The video by Aziz began racking up millions of views for a political statement disguised as a makeup tutorial.   It was a 40-second video where she calmly talked about China’s internment of the Uighurs.  Aziz calls the facilities where Uighurs are believed to have been detained and forced to undergo state-sanctioned indoctrination “concentration camps” and urges users to research the subject online. She said, “this is another Holocaust, yet no one is talking about it.”

Among Canadian politicians, the principal customer of TikTok is Jagmeet Singh, the leader of the NDP. He used the potentially censored platform throughout the last federal election in 2019. TikTok’s Beijing-based parent company, ByteDance, is known to be under the influence of the Chinese Communist Party and will censor topics such as the Tiananmen Square massacre or the unrest in Hong Kong. Under Chinese law, all citizens can be called upon at any moment to help with “national intelligence work.” It was noted at a recent event on November 20 held by the MacDonald-Laurier-Institute in Ottawa by panelists that the Chinese government will use all means to control media and social media to ensure a positive message are heard by citizens. 

TikTok eventually reposted the video after questions by western media outlets. There are major security and freedom of speech concerns of the United States government though because of ongoing censorship by the Chinese government. In early November of 2019, the U.S. government launched a national security review of TikTok’s owner Beijing ByteDance Technology Co’s $1 billion US acquisition of the U.S. social media app

TikTok is wildly popular among North American teenagers at a time of growing tensions between Washington and Beijing over trade and technology transfers. About 60 percent of TikTok’s 26.5 million monthly active users in the United States are between the ages of 16 and 24, the company said this year.

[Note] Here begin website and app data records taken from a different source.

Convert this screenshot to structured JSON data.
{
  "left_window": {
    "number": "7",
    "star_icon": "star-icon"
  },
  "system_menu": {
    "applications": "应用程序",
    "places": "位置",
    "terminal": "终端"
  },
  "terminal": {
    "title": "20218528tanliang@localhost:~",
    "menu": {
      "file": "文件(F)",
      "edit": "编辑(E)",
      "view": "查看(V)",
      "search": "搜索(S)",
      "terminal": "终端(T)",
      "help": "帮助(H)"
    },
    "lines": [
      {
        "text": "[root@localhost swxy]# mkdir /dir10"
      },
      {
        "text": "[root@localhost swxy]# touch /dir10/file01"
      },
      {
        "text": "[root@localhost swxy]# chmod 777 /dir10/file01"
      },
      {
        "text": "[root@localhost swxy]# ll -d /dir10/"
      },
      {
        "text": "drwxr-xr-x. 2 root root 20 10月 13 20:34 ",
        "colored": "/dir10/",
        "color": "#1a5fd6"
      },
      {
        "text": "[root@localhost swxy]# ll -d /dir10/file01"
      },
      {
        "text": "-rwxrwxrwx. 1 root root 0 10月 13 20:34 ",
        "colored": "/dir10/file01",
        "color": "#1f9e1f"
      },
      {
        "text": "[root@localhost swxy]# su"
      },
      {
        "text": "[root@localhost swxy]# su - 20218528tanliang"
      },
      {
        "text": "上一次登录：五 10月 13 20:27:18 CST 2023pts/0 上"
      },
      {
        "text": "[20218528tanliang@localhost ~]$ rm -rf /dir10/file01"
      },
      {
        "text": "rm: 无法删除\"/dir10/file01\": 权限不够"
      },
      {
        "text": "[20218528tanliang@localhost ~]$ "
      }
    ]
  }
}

U.S. Senate minority leader Chuck Schumer and Sen. Tom Cotton asked for a national security probe. They are warning that TikTok’s collection of user data, and censorship of US users could be exploited by the Chinese government. TikTok could also be a target of foreign influence campaigns. “With over 110 million downloads in the U.S. alone, TikTok is a potential counterintelligence threat we cannot ignore,” Schumer and Cotton wrote to Joseph Macguire, acting director of national intelligence.